Microsoft lab to ‘supercharge molecular science’ with machine learning

21 Jul 2021

Image: © fusebulb/

By using the latest advances in AI, the new Microsoft lab will look to better understand the nitty-gritty details of molecular properties and behaviours.

Microsoft Research is opening a lab in Amsterdam focused on advancing molecular simulation by using machine learning, quantum chemistry and quantum computing.

The lab will be led by Dr Max Welling, who specialises in computer science and machine learning. Welling is currently based at the University of Amsterdam and will be joining Microsoft Research in September.

He was hosted on the Microsoft Research podcast this week by Chris Bishop, a lab director of Microsoft Research in Europe, where the announcement was made.

“Molecules are basically everything around us, except for light and a few other forces that we can’t really see. Everything else is made of molecules and yet we don’t really understand them, we can’t really predict their properties,” said Welling.

“So, if we start to understand molecules better, then a number of applications become within reach. We can start to design better catalysts, for instance to help the hydrogen economy.”

This new lab in Amsterdam will use cloud-scale deep-learning technology to better understand how molecules behave, and predict and simulate properties that serve societal needs.

Through these simulations, the goal is to address issues related to the climate crisis, healthcare, drug discovery and sustainable materials.

Bishop leads the Cambridge Microsoft Research lab in the UK. The team there focuses on deep research in areas such as cloud infrastructure, confidential computing and machine intelligence.

“Building on foundational molecular modelling research, we aim to supercharge molecular science by using machine learning,” said Bishop about the new lab in Amsterdam.
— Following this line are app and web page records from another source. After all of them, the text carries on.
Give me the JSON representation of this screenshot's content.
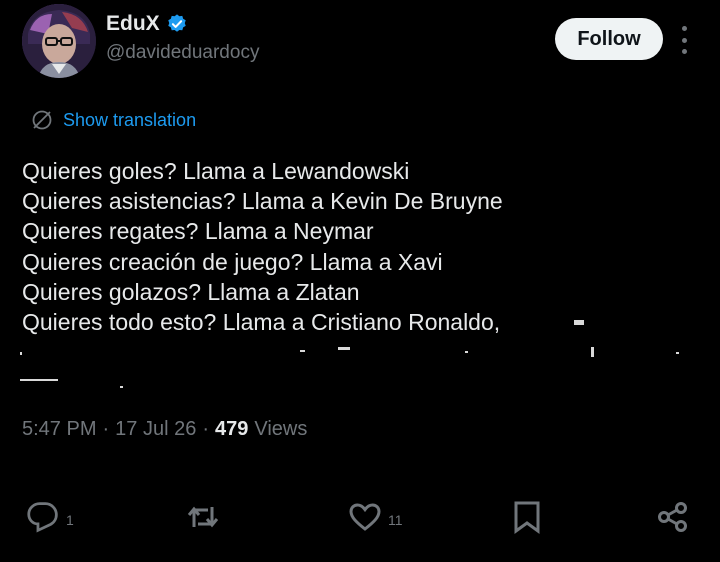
{
  "author": {
    "display_name": "EduX",
    "handle": "@davideduardocy",
    "verified": true
  },
  "follow_label": "Follow",
  "translation_label": "Show translation",
  "tweet_lines": [
    "Quieres goles? Llama a Lewandowski",
    "Quieres asistencias? Llama a Kevin De Bruyne",
    "Quieres regates? Llama a Neymar",
    "Quieres creación de juego? Llama a Xavi",
    "Quieres golazos? Llama a Zlatan",
    "Quieres todo esto? Llama a Cristiano Ronaldo,"
  ],
  "meta": {
    "time": "5:47 PM",
    "date": "17 Jul 26",
    "separator": "·",
    "views_count": "479",
    "views_label": "Views"
  },
  "actions": {
    "reply_count": "1",
    "repost_count": "",
    "like_count": "11"
  },
  "colors": {
    "background": "#000000",
    "text": "#e7e9ea",
    "muted": "#71767b",
    "link": "#1d9bf0",
    "verified": "#1d9bf0"
  },
  "icons": [
    "verified-badge-icon",
    "more-icon",
    "translate-icon",
    "reply-icon",
    "repost-icon",
    "like-icon",
    "bookmark-icon",
    "share-icon"
  ]
}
“Just as it has already revolutionised fields like computer vision, speech recognition and natural language understanding, we believe machine learning is set to make a similar transformation in the field of molecular simulation.

“This has tremendous potential for real-world impact on some of the most important challenges facing society including climate change, drug discovery and understanding biology to help us treat disease.”

Sam Cox was a journalist at Silicon Republic covering sci-tech news